The Central Valley Regional Water Quality Control Board compared notes with the state Division of Oil, Gas and Geothermal Resources (DOGGR) last year and made an unhappy discovery. The state had records on a lot more unlined pits than the board had issued permits for. So the board took to surveying all the pits in Kern County, where 80% of the state’s drilling takes place.
No one is naming names about who the operators of the pits are, but there are numbers.
The water board counted 933 open pits, 578 of which were active. Of those, 208 lacked proper permits. The effect of the unregulated pits on water resources is unknown. They have been around for decades and became more popular after the practice of dumping wastewater in drainage canals servicing agricultural fields fell out of favor in the 1980s.
It is possible there are other pits that neither agency is aware of. There were 2,000 active and idle pits recorded in the Central Valley in 1990, but their popularity is said to be in decline.
The nation’s fourth-largest oil producer produced 130 billion gallons of wastewater to get 8 billion gallons of oil out of the ground in California in 2013, according to a report last November by Andrew Grinberg for Clean Water Action and the Clean Water Fund. The water is chock full of heavy metals, salts, radioactive materials and carcinogens.
Numbers on how much of that water ended up in open pits, as opposed to underground injection or irrigation of crops, are not available because the state didn’t require them until now. The old law required oil companies to provide a monthly statement with “certain information” on water production from each field.
That did not include how much wastewater was produced, what its components were and what the companies did with it. Democratic state Senator Fran Pavley’s SB 1281, passed last September, requires oil companies to report all that stuff on a quarterly basis beginning this year.
At the time of passage, Clean Water Action formally requested that the Central Valley board shut down all unlined open wastewater pits. That didn’t happen.
The state is only now beginning to regulate hydraulic fracturing (fracking), following passage of Senate Bill 4 in 2013. Although the bill was criticized by many as being too little regulation too late, it did set in motion an attempt to at least catalogue what the oil industry was doing and where it was doing it.
Reports over the last six months have slowly revealed the industry’s disposal of billions of gallons of toxic wastewater into healthy aquifers through injection wells. The San Francisco Chronicle reported last month that state records showed government allowed oil companies to drill at least 171 waste-disposal wells into aquifers of drinkable water and 253 more into aquifers that could be (or had been) drinkable with treatment. Another 40 wells pumped water into aquifers for which there is no known data on water quality.

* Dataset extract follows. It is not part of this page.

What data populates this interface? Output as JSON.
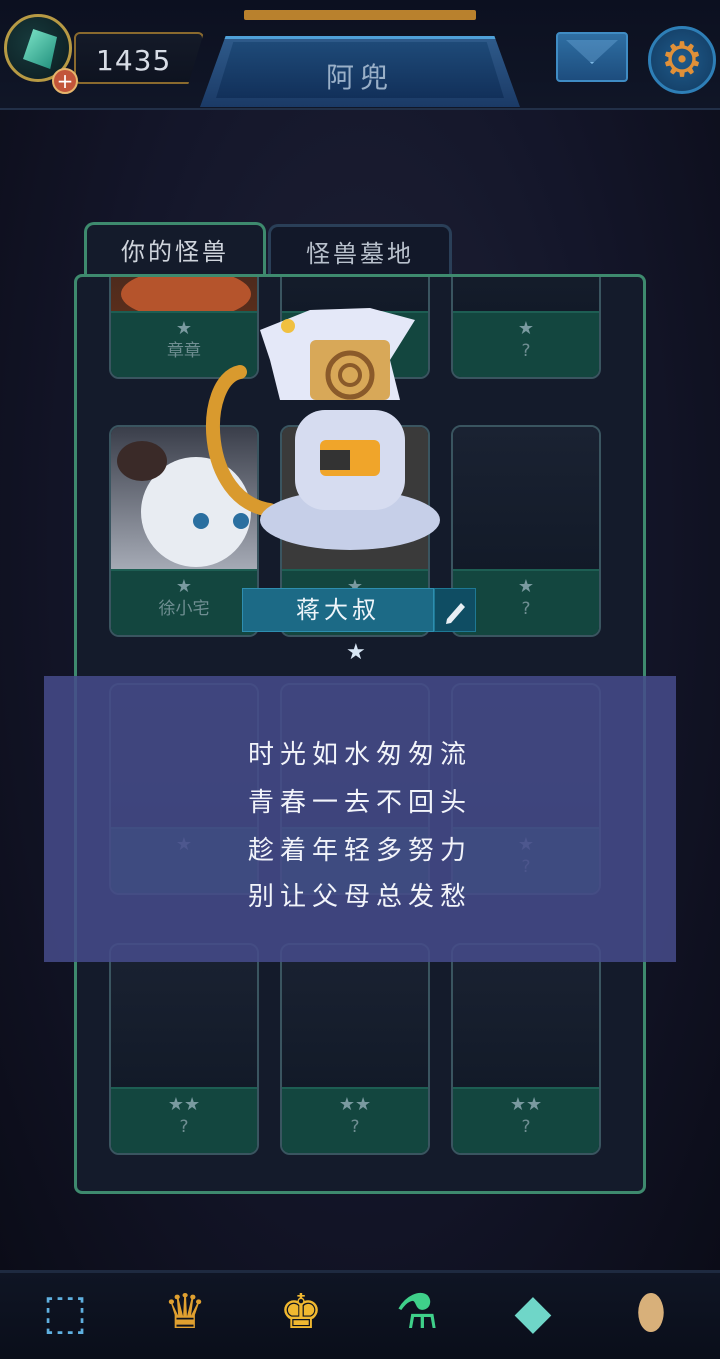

When Grinberg wrote his report, DOGGR was reporting just 432 active unlined pits. Eight-five percent of them were within 1 mile of a surface waterway, 75% were a half-mile away and 62% were within 1,500 feet. The report noted the obvious: “Close proximity to waterways increases risk that harmful spills, seepage, or improper use will contribute to water quality degradation.”